Administrators discuss student advocacy for state funding at budget town hall
Administrators said general core funds have decreased 35 percent, or $11,000 per student, since 2000. They said student advocacy is needed to prevent further decreases. (Kanishka Mehra/Daily Bruin)
By EJ Panaligan
December 9, 2018 11:05 pm
UCLA administrators strategized how students should respond to continual decreases in state funding as enrollment increases.
Jeff Roth, associate vice chancellor of Academic Planning and Budget, said at a town hall Wednesday that general core funds per student, which is a combination of tuition fees and state support, has decreased over 30 percent since 2000.
The town hall, hosted by the Undergraduate Students Association Council Office of the External Vice President and the University of California Student Association, explained to students the trends and effects of decreased state funding.
Aidan Arasasingham, the director of legislative affairs in the USAC EVP office and second-year global studies and economics student, said the event aimed to give students the information needed to advocate for their interests in university budgeting.
“With this event, we as students are claiming our seat at the table and are working to influence the ways in which these dollars come back to us,” Arasasingham said.
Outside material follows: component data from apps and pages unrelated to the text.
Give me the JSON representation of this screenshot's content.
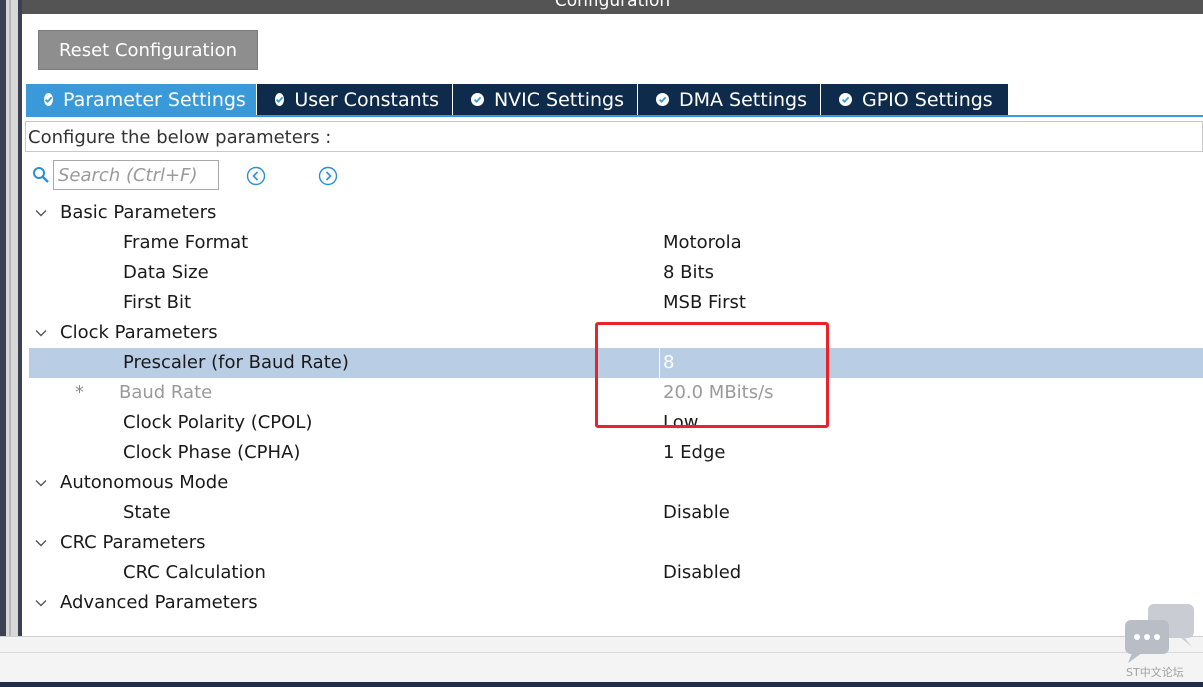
{
  "window": {
    "title": "Configuration"
  },
  "toolbar": {
    "reset_label": "Reset Configuration"
  },
  "tabs": [
    {
      "label": "Parameter Settings",
      "active": true
    },
    {
      "label": "User Constants",
      "active": false
    },
    {
      "label": "NVIC Settings",
      "active": false
    },
    {
      "label": "DMA Settings",
      "active": false
    },
    {
      "label": "GPIO Settings",
      "active": false
    }
  ],
  "configure_hint": "Configure the below parameters :",
  "search": {
    "placeholder": "Search (Ctrl+F)"
  },
  "groups": [
    {
      "label": "Basic Parameters",
      "params": [
        {
          "label": "Frame Format",
          "value": "Motorola"
        },
        {
          "label": "Data Size",
          "value": "8 Bits"
        },
        {
          "label": "First Bit",
          "value": "MSB First"
        }
      ]
    },
    {
      "label": "Clock Parameters",
      "params": [
        {
          "label": "Prescaler (for Baud Rate)",
          "value": "8",
          "selected": true
        },
        {
          "label": "Baud Rate",
          "value": "20.0 MBits/s",
          "marker": "*",
          "disabled": true
        },
        {
          "label": "Clock Polarity (CPOL)",
          "value": "Low"
        },
        {
          "label": "Clock Phase (CPHA)",
          "value": "1 Edge"
        }
      ]
    },
    {
      "label": "Autonomous Mode",
      "params": [
        {
          "label": "State",
          "value": "Disable"
        }
      ]
    },
    {
      "label": "CRC Parameters",
      "params": [
        {
          "label": "CRC Calculation",
          "value": "Disabled"
        }
      ]
    },
    {
      "label": "Advanced Parameters",
      "params": []
    }
  ],
  "watermark": "ST中文论坛",
  "colors": {
    "tab_bg": "#0f2b4c",
    "tab_active": "#3a9ad9",
    "selected_row": "#b9cde5",
    "annotation": "#e8232a"
  }
}
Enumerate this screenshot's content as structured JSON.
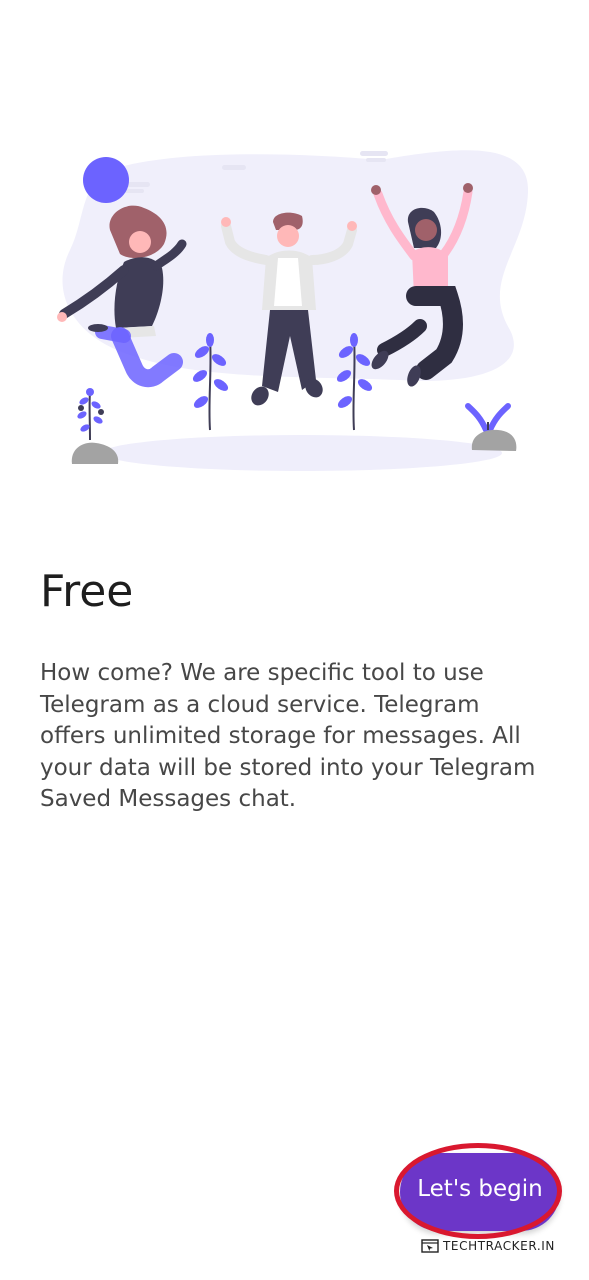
{
  "onboarding": {
    "title": "Free",
    "description": "How come? We are specific tool to use Telegram as a cloud service. Telegram offers unlimited storage for messages. All your data will be stored into your Telegram Saved Messages chat.",
    "begin_label": "Let's begin"
  },
  "watermark": {
    "text": "TECHTRACKER.IN"
  },
  "colors": {
    "accent": "#6c36c8",
    "highlight": "#d9182f",
    "illustration_blob": "#f0effb",
    "illustration_accent": "#6c63ff",
    "title_text": "#1e1e1e",
    "body_text": "#474747"
  },
  "icons": {
    "illustration": "people-jumping-illustration",
    "watermark_logo": "cursor-box-icon"
  }
}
Roth said undergraduate enrollment at UCLA has increased 28 percent, while available core funds has decreased 16 percent since 2000.
State support for UCLA has declined 24 percent since 2007, Roth said. He added that about 80 percent of the school’s core general funds goes toward teaching salaries and benefits. He said that state funding must increase proportionally to the annual increases in salaries and enrollment.
Julie Sina, chief financial officer for both the UCLA Foundation and the UCLA Investment Company, said UCLA’s $4.2 billion Centennial Campaign has already raised more money than any public university in recent years. She added the money from the campaign helped create supplemental funds along with state funding, as donors have helped fund academic programs, scholarships and buildings.
Amado Castillo, a second-year sociology student, said he was concerned that student advocacy would be ineffective in directing donors’ money.
“The people that donate have a lot of stipulations that come with them, so we can’t really affect where that money goes,” Castillo said.
Gregg Goldman, vice chancellor and chief financial officer of UCLA, said he thinks sustained state support requires student advocacy. He added that efforts such as protesting in Sacramento and writing to Gov. Jerry Brown have stopped tuition hikes in recent years.
Roth also said student advocacy is necessary to prevent state funding from decreasing further and tuition hikes.
“One thing I’ve learned mostly about advocacy is the students’ voices are the ones that the legislatures and state government listen to the most, and these are really important issues,” Roth said.